It should be pretty obvious by now, I suppose, why John Knox is such an important figure for me–everything from my family connections in Scotland right down to my own ordination under the hands of a more recent “thundering Scot.”

But perhaps you might be wondering why John Knox–or any of this 16th century Scottish fanfare, for that matter–holds any meaning for you? Today, Protestants are no longer at war with Catholics. And very few people in El Paso today give much thought to people, places and events half a millennium away on another continent. So why is any of this important?

All of us stand in a tradition. Yours may or may not be Scottish, or Presbyterian. But no matter who you are, you stand in a long line of people who came before you–people with beliefs, spiritual practices, stories of faith and sacrifice. Some of those people may be closer–parents, grandparents, teachers, pastors or mentors. Some may be distant–ancestors who brought your family here from another place long ago.

It is good and right for us to recognize and give thanks for those who prepared the way for us. It is good and necessary for us to understand that we are part of a larger story, one that begins long before us, and that will continue long after us.

And yet…we honor people like John Wycliffe, Anne Locke, Dietrich Bonhoeffer, and John Knox, precisely because they challenged their traditions, broke away from the practices of their ancestors, and led their communities in a new direction. There is a time for this, too. All of us stand in a tradition, but we should never let ourselves become chained to it, enslaved by it.

When it comes to religious belief, I have observed two different kinds of people in our culture today:

Some cling so tightly to their cherished traditions, beliefs, buildings, and practices, that they reject any change or progress at all.

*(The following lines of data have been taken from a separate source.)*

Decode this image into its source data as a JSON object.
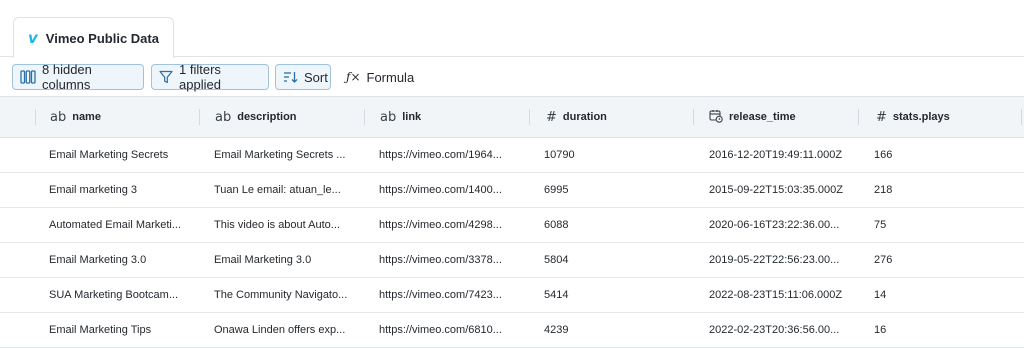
{
  "tab": {
    "label": "Vimeo Public Data",
    "logo_glyph": "v",
    "logo_color": "#1ab7ea"
  },
  "toolbar": {
    "hidden_columns": "8 hidden columns",
    "filters": "1 filters applied",
    "sort": "Sort",
    "formula": "Formula",
    "formula_glyph": "ƒ×"
  },
  "columns": [
    {
      "type_icon": "ab",
      "name": "name"
    },
    {
      "type_icon": "ab",
      "name": "description"
    },
    {
      "type_icon": "ab",
      "name": "link"
    },
    {
      "type_icon": "#",
      "name": "duration"
    },
    {
      "type_icon": "calendar-clock-icon",
      "name": "release_time"
    },
    {
      "type_icon": "#",
      "name": "stats.plays"
    }
  ],
  "rows": [
    [
      "Email Marketing Secrets",
      "Email Marketing Secrets ...",
      "https://vimeo.com/1964...",
      "10790",
      "2016-12-20T19:49:11.000Z",
      "166"
    ],
    [
      "Email marketing 3",
      "Tuan Le email: atuan_le...",
      "https://vimeo.com/1400...",
      "6995",
      "2015-09-22T15:03:35.000Z",
      "218"
    ],
    [
      "Automated Email Marketi...",
      "This video is about Auto...",
      "https://vimeo.com/4298...",
      "6088",
      "2020-06-16T23:22:36.00...",
      "75"
    ],
    [
      "Email Marketing 3.0",
      "Email Marketing 3.0",
      "https://vimeo.com/3378...",
      "5804",
      "2019-05-22T22:56:23.00...",
      "276"
    ],
    [
      "SUA Marketing Bootcam...",
      "The Community Navigato...",
      "https://vimeo.com/7423...",
      "5414",
      "2022-08-23T15:11:06.000Z",
      "14"
    ],
    [
      "Email Marketing Tips",
      "Onawa Linden offers exp...",
      "https://vimeo.com/6810...",
      "4239",
      "2022-02-23T20:36:56.00...",
      "16"
    ]
  ]
}
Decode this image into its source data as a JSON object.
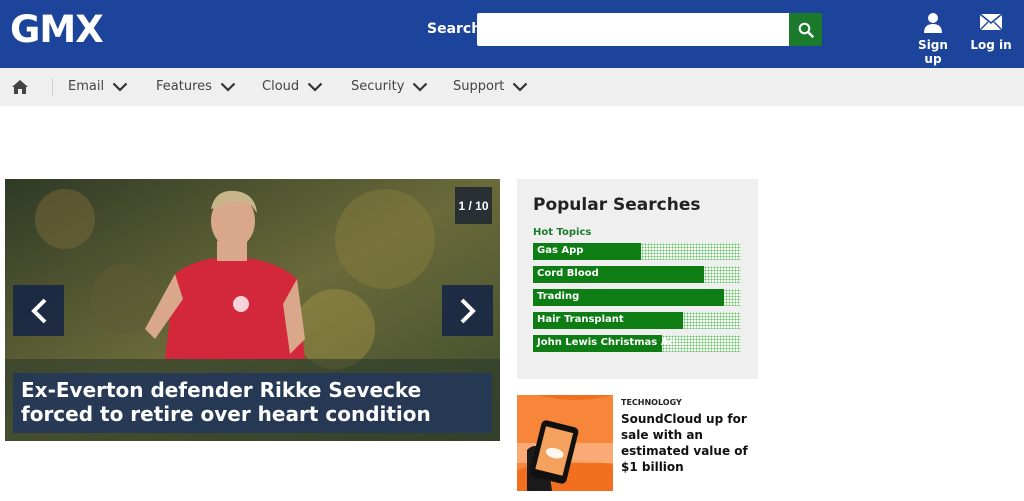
{
  "header": {
    "logo": "GMX",
    "search_label": "Search",
    "search_placeholder": "",
    "signup_label": "Sign up",
    "login_label": "Log in",
    "brand_color": "#1c449b",
    "search_button_color": "#1b7a2c"
  },
  "nav": {
    "items": [
      {
        "label": "Email",
        "icon": "chevron-down-icon"
      },
      {
        "label": "Features",
        "icon": "chevron-down-icon"
      },
      {
        "label": "Cloud",
        "icon": "chevron-down-icon"
      },
      {
        "label": "Security",
        "icon": "chevron-down-icon"
      },
      {
        "label": "Support",
        "icon": "chevron-down-icon"
      }
    ]
  },
  "slider": {
    "counter": "1 / 10",
    "caption": "Ex-Everton defender Rikke Sevecke forced to retire over heart condition"
  },
  "popular": {
    "title": "Popular Searches",
    "subtitle": "Hot Topics",
    "items": [
      {
        "label": "Gas App",
        "fraction": 0.52
      },
      {
        "label": "Cord Blood",
        "fraction": 0.82
      },
      {
        "label": "Trading",
        "fraction": 0.92
      },
      {
        "label": "Hair Transplant",
        "fraction": 0.72
      },
      {
        "label": "John Lewis Christmas Ad...",
        "fraction": 0.62
      }
    ],
    "bar_color": "#0d7d14"
  },
  "article": {
    "category": "TECHNOLOGY",
    "title": "SoundCloud up for sale with an estimated value of $1 billion"
  }
}
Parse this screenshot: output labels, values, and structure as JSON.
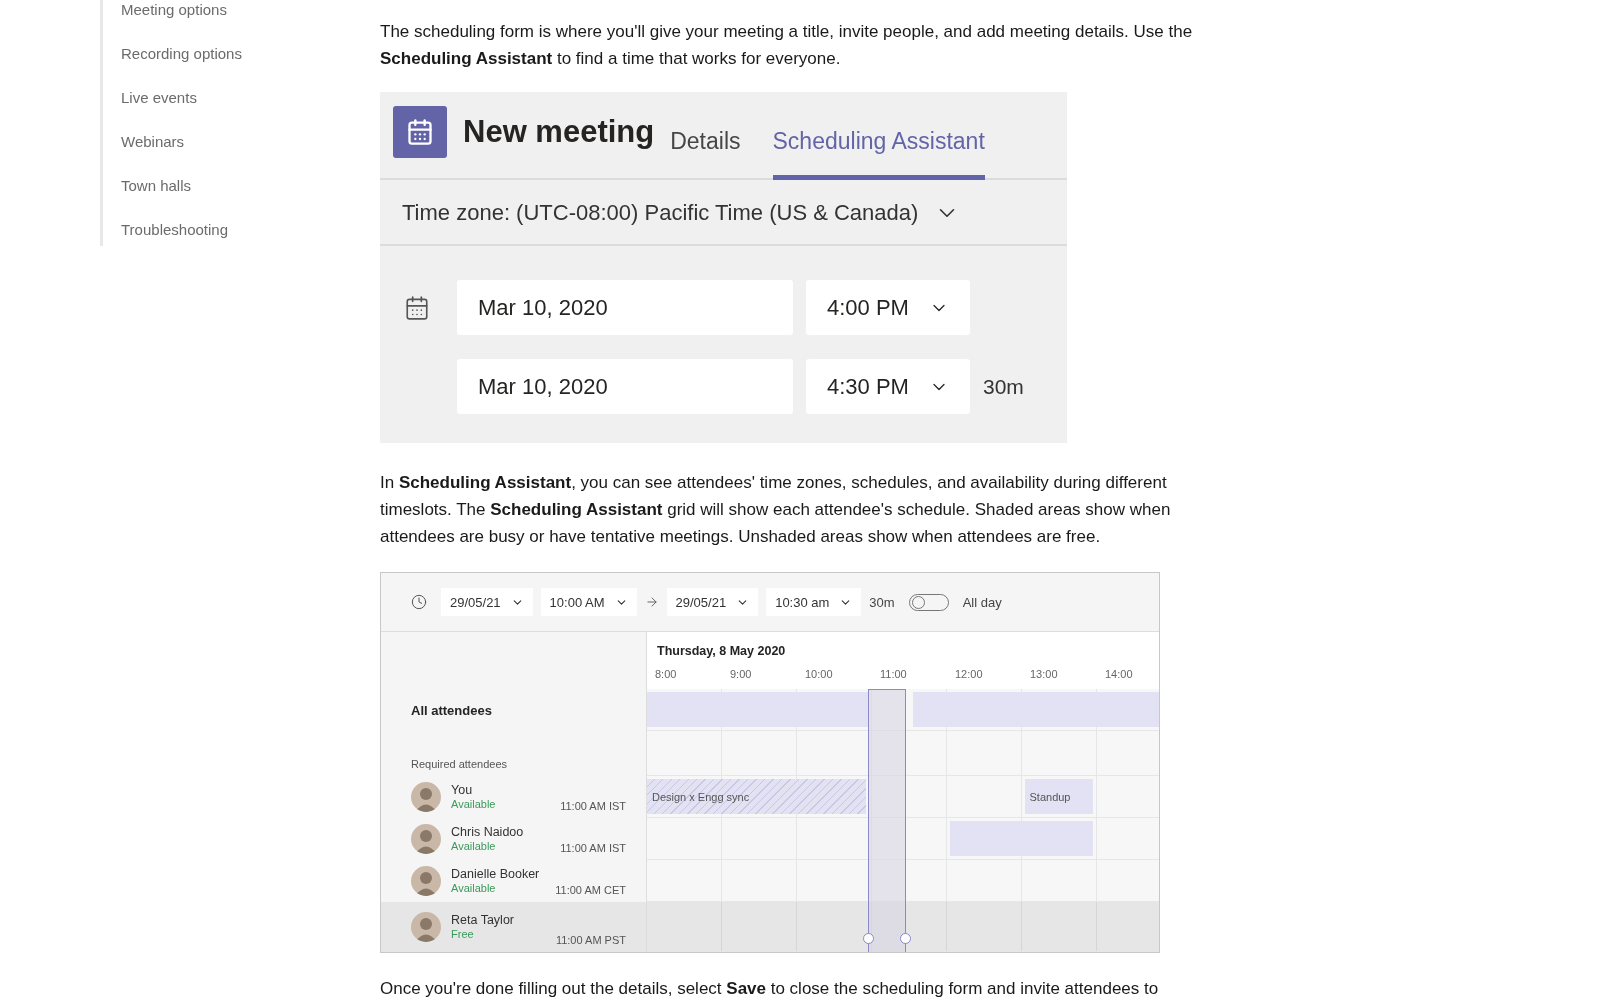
{
  "sidebar": {
    "items": [
      "Meeting options",
      "Recording options",
      "Live events",
      "Webinars",
      "Town halls",
      "Troubleshooting"
    ]
  },
  "intro": "The scheduling form is where you'll give your meeting a title, invite people, and add meeting details. Use the **Scheduling Assistant** to find a time that works for everyone.",
  "new_meeting": {
    "title": "New meeting",
    "tabs": [
      {
        "label": "Details",
        "selected": false
      },
      {
        "label": "Scheduling Assistant",
        "selected": true
      }
    ],
    "time_zone": "Time zone: (UTC-08:00) Pacific Time (US & Canada)",
    "start": {
      "date": "Mar 10, 2020",
      "time": "4:00 PM"
    },
    "end": {
      "date": "Mar 10, 2020",
      "time": "4:30 PM",
      "duration": "30m"
    }
  },
  "assistant_paragraph": "In **Scheduling Assistant**, you can see attendees' time zones, schedules, and availability during different timeslots. The **Scheduling Assistant** grid will show each attendee's schedule. Shaded areas show when attendees are busy or have tentative meetings. Unshaded areas show when attendees are free.",
  "scheduling_assistant": {
    "toolbar": {
      "start_date": "29/05/21",
      "start_time": "10:00 AM",
      "end_date": "29/05/21",
      "end_time": "10:30 am",
      "duration": "30m",
      "all_day": {
        "label": "All day",
        "on": false
      }
    },
    "day": "Thursday, 8 May 2020",
    "hours": [
      "8:00",
      "9:00",
      "10:00",
      "11:00",
      "12:00",
      "13:00",
      "14:00"
    ],
    "all_attendees": {
      "label": "All attendees",
      "events": [
        {
          "kind": "busy"
        },
        {
          "kind": "busy"
        }
      ]
    },
    "group_label": "Required attendees",
    "attendees": [
      {
        "name": "You",
        "status": "Available",
        "local_time": "11:00 AM IST",
        "selected": false,
        "events": [
          {
            "kind": "tentative",
            "title": "Design x Engg sync"
          },
          {
            "kind": "busy",
            "title": "Standup"
          }
        ]
      },
      {
        "name": "Chris Naidoo",
        "status": "Available",
        "local_time": "11:00 AM IST",
        "selected": false,
        "events": [
          {
            "kind": "busy"
          }
        ]
      },
      {
        "name": "Danielle Booker",
        "status": "Available",
        "local_time": "11:00 AM CET",
        "selected": false
      },
      {
        "name": "Reta Taylor",
        "status": "Free",
        "local_time": "11:00 AM PST",
        "selected": true
      }
    ]
  },
  "closing": "Once you're done filling out the details, select **Save** to close the scheduling form and invite attendees to"
}
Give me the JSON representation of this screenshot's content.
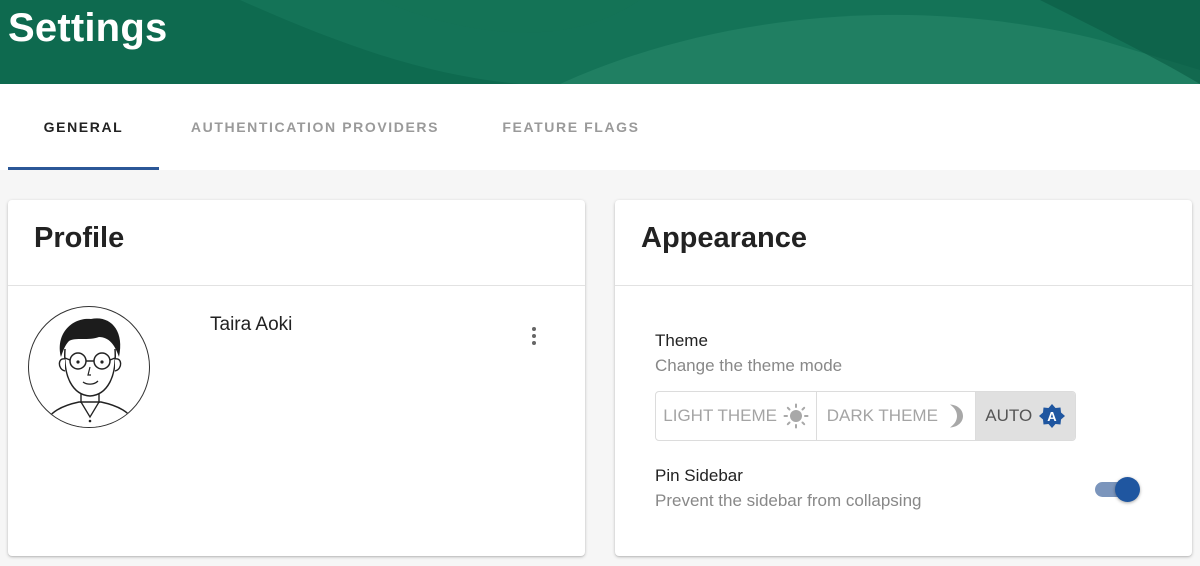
{
  "header": {
    "title": "Settings"
  },
  "tabs": [
    {
      "label": "GENERAL",
      "active": true
    },
    {
      "label": "AUTHENTICATION PROVIDERS",
      "active": false
    },
    {
      "label": "FEATURE FLAGS",
      "active": false
    }
  ],
  "profile": {
    "title": "Profile",
    "name": "Taira Aoki",
    "avatar_icon": "avatar-illustration",
    "more_icon": "more-vert-icon"
  },
  "appearance": {
    "title": "Appearance",
    "theme": {
      "label": "Theme",
      "description": "Change the theme mode",
      "options": [
        {
          "label": "LIGHT THEME",
          "icon": "sun-icon"
        },
        {
          "label": "DARK THEME",
          "icon": "moon-icon"
        },
        {
          "label": "AUTO",
          "icon": "auto-theme-icon"
        }
      ],
      "selected": "AUTO"
    },
    "pin_sidebar": {
      "label": "Pin Sidebar",
      "description": "Prevent the sidebar from collapsing",
      "enabled": true
    }
  },
  "colors": {
    "header_bg": "#0e6a4f",
    "accent": "#2b5797",
    "toggle_on": "#1f56a0"
  }
}
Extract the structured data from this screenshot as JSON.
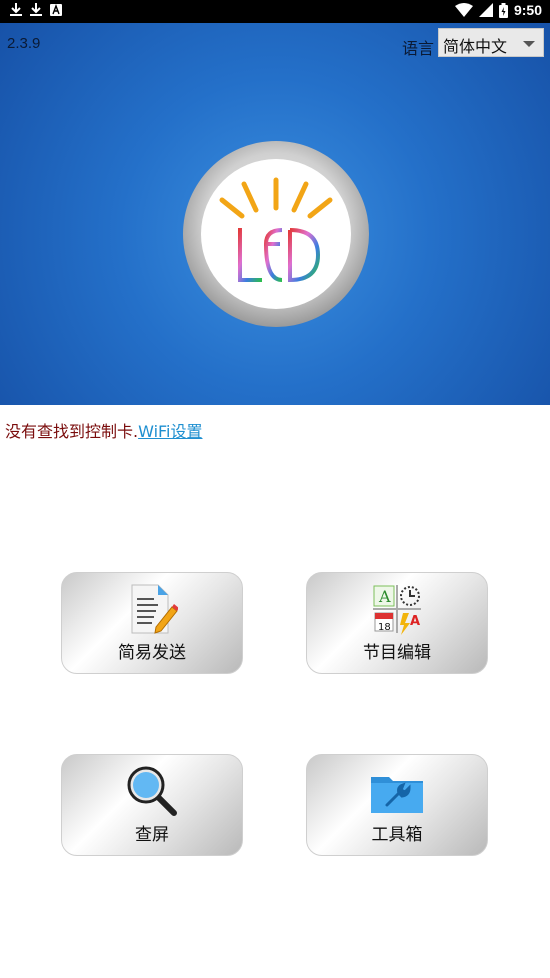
{
  "status_bar": {
    "time": "9:50",
    "left_icons": [
      "download-icon",
      "download-icon",
      "app-notification-icon"
    ],
    "right_icons": [
      "wifi-icon",
      "signal-icon",
      "battery-icon"
    ]
  },
  "header": {
    "version": "2.3.9",
    "language_label": "语言",
    "language_selected": "简体中文"
  },
  "message": {
    "text": "没有查找到控制卡.",
    "link": "WiFi设置"
  },
  "tiles": [
    {
      "label": "简易发送",
      "icon": "document-edit-icon"
    },
    {
      "label": "节目编辑",
      "icon": "program-grid-icon"
    },
    {
      "label": "查屏",
      "icon": "magnifier-icon"
    },
    {
      "label": "工具箱",
      "icon": "toolbox-folder-icon"
    }
  ],
  "colors": {
    "hero_blue": "#2470c9",
    "message_red": "#7a0c0c",
    "link_blue": "#1e8fd0"
  }
}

This is the surest way to kill the thing you love. Anything that ceases to grow or evolve will eventually die. Or it will become a museum, a lifeless memorial to the way things used to be.

But the opposite extreme is equally troubling. It’s those who, when confronted with something unpleasant or problematic in their religious traditions or beliefs, chuck everything out the window and abandon their faith, their heritage, and all that connects them to the wider story. I believe this makes for shallow, disconnected people, who struggle to find meaning and purpose in the world.

The 16th century reformers we celebrate today took what I consider to be a more responsible course. They changed the very things they loved most in order to preserve the best and truest aspects of those things. In doing this, they were following in the footsteps of Jesus of Nazareth, who changed and reimagined the Jewish faith of his ancestors in order to preserve and carry forward what was most important in it.

I leave you with this: What tradition do you stand in? What larger story are you part of? And what sacrifices, what bold changes are you willing to make in your life, in your community, in order to carry that story forward, to preserve it, to improve it, and to make it something worth passing on to your children and your children’s children?

May the courage and zeal of the Reformers burn in our hearts today as intensely as it did 500 years ago in theirs, and may the world be blessed through the work of God’s people.